The state House Agriculture and Consumer Affairs Committee took a second crack Wednesday at a bill that’s created a significant amount of political heat between localities and homebuilders. House Bill 302 would prevent a number of specifications localities currently have the ability to impose regarding the look of one- and two-family dwellings.
It previously passed out of the committee Feb. 20, was withdrawn Monday and recommitted, where it was tabled until Wednesday morning’s hearing. The committee members agreed to hear it by an 11-5 vote.
“The way I look at that, and the way the bill’s drawn now — we went back and made a couple of amendments,” said state Rep. Vance Smith, R-Pine Mountain and the bill’s lead sponsor. “We put zoning back just as it was in the very beginning.

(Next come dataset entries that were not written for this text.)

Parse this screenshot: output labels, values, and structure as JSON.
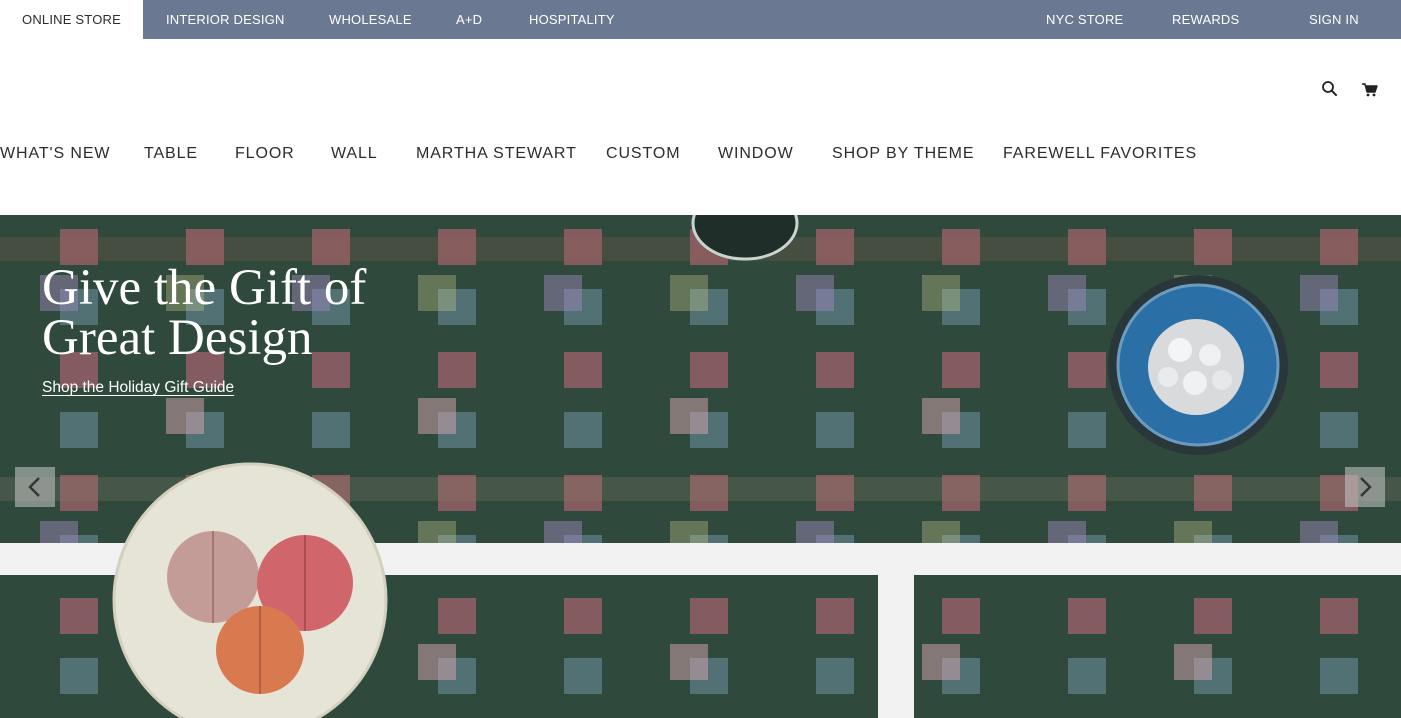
{
  "topbar": {
    "tabs": [
      "ONLINE STORE",
      "INTERIOR DESIGN",
      "WHOLESALE",
      "A+D",
      "HOSPITALITY"
    ],
    "right_links": [
      "NYC STORE",
      "REWARDS",
      "SIGN IN"
    ],
    "active_tab": "ONLINE STORE",
    "bar_color": "#6b7892"
  },
  "header": {
    "icons": [
      "search-icon",
      "cart-icon"
    ]
  },
  "nav": {
    "items": [
      "WHAT'S NEW",
      "TABLE",
      "FLOOR",
      "WALL",
      "MARTHA STEWART",
      "CUSTOM",
      "WINDOW",
      "SHOP BY THEME",
      "FAREWELL FAVORITES"
    ]
  },
  "hero": {
    "title_line1": "Give the Gift of",
    "title_line2": "Great Design",
    "link": "Shop the Holiday Gift Guide",
    "prev_icon": "chevron-left-icon",
    "next_icon": "chevron-right-icon",
    "background_color": "#2f4a3d"
  }
}
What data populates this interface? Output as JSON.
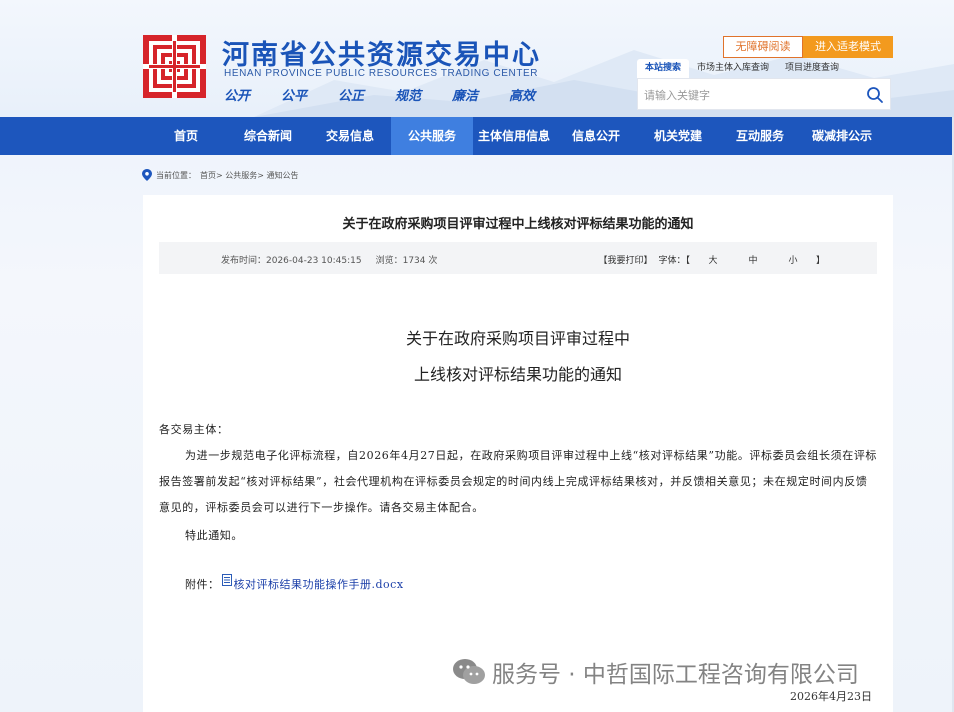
{
  "header": {
    "title": "河南省公共资源交易中心",
    "subtitle": "HENAN PROVINCE PUBLIC RESOURCES TRADING CENTER",
    "mottos": [
      "公开",
      "公平",
      "公正",
      "规范",
      "廉洁",
      "高效"
    ],
    "access_label": "无障碍阅读",
    "elder_label": "进入适老模式",
    "search_tabs": [
      "本站搜索",
      "市场主体入库查询",
      "项目进度查询"
    ],
    "search_placeholder": "请输入关键字",
    "colors": {
      "brand_blue": "#1d56bd",
      "logo_red": "#d6242a",
      "accent_orange": "#f39a1e"
    }
  },
  "nav": {
    "items": [
      "首页",
      "综合新闻",
      "交易信息",
      "公共服务",
      "主体信用信息",
      "信息公开",
      "机关党建",
      "互动服务",
      "碳减排公示"
    ],
    "active_index": 3
  },
  "breadcrumb": {
    "label": "当前位置：",
    "path": "首页> 公共服务> 通知公告"
  },
  "article": {
    "title": "关于在政府采购项目评审过程中上线核对评标结果功能的通知",
    "publish_time": "发布时间：2026-04-23 10:45:15",
    "views": "浏览：1734 次",
    "print_label": "【我要打印】",
    "font_label": "字体：【",
    "font_sizes": [
      "大",
      "中",
      "小"
    ],
    "font_close": "】",
    "doc_title_line1": "关于在政府采购项目评审过程中",
    "doc_title_line2": "上线核对评标结果功能的通知",
    "salutation": "各交易主体：",
    "paragraph": "为进一步规范电子化评标流程，自2026年4月27日起，在政府采购项目评审过程中上线“核对评标结果”功能。评标委员会组长须在评标报告签署前发起“核对评标结果”，社会代理机构在评标委员会规定的时间内线上完成评标结果核对，并反馈相关意见；未在规定时间内反馈意见的，评标委员会可以进行下一步操作。请各交易主体配合。",
    "closing": "特此通知。",
    "attachment_label": "附件：",
    "attachment_name": "核对评标结果功能操作手册.docx",
    "date": "2026年4月23日"
  },
  "watermark": {
    "text": "服务号 · 中哲国际工程咨询有限公司"
  }
}
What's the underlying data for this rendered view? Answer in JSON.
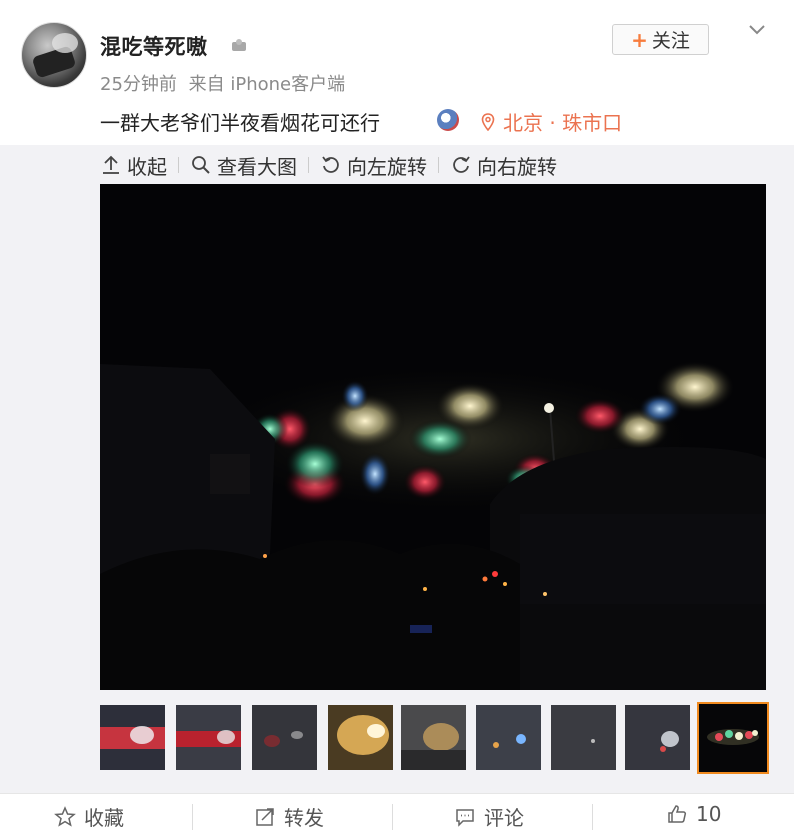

We’re not touching zoning, and never were touching zoning, we were just trying to clarify, but we put it back.
“We also created the overlay districts, which you can go in and lay out that overlay district, have the people in that area of the overlay sign a petition — if you have 50 percent plus one, they do what they want to do in that district. We didn’t touch HOAs or historical.”
He added that a property owner who’s abided by the building codes and zoning ordinances should be able to have control over their residence’s color, room layout, window placement and the like.
Committee Vice-Chairwoman Susan Holmes, R-Monticello, said she wanted local control, and worried that this legislation if enacted would have a detrimental effect on communities, especially rural ones.
“I’m just so disturbed by this, y’all,” Holmes said. “Having been in local government for 12 years, I have been there. I have been from a little city that was absolutely pitiful and dying and dreadful looking, to having those guidelines which were very reasonable, that our local government voted for. See, it makes such a difference in my little city of Monticello, and I’ve also seen what has happened in Madison, Thomasville, Gainesville — cities around the state — Jackson. Cities in my area are just so upset by this, I just get calls and texts and emails about, ‘Please don’t let this bill pass.’”
State Rep. Dominic LaRiccia, R-Douglas, said he would like to see the bill move forward — that it’s not necessary to hold it in committee since if people truly have a problem with it, it can be stopped later on its legislative journey.
“There’s still a pretty rigorous conversation that happens in a rules committee to try to get it to the floor, and then there is a huge debate,” LaRiccia said. “And so what I’ve tried to consider in this is that this is the Agriculture and Consumer Affairs Committee, and we get to just be one more part of the conversation of a much more complicated discussion that will happen on the floor, if he’s even able to make it there.
“I don’t — and this is just Dominic — I don’t see enough encumbrance or burden on the locals in this because it is not related to any of the building codes, it’s not related to any of the structural integrity, the safety, it is just kind of about telling the taxpayer that you don’t have to use a certain type of shingle. Or, you don’t have to have a certain type of facade or a decoration on there, because all of that stuff is very expensive.”
The bill passed by a vote of 9-7 and moves on to the House Rules Committee. Today is the crossover deadline, however, and it was not on the initial Rules calendar. There is a Rules meeting at 9 a.m. and supplemental Rules calendars can be expected. If H.B. 302 does not pass the chamber today, it will not have the possibility of moving again until next year.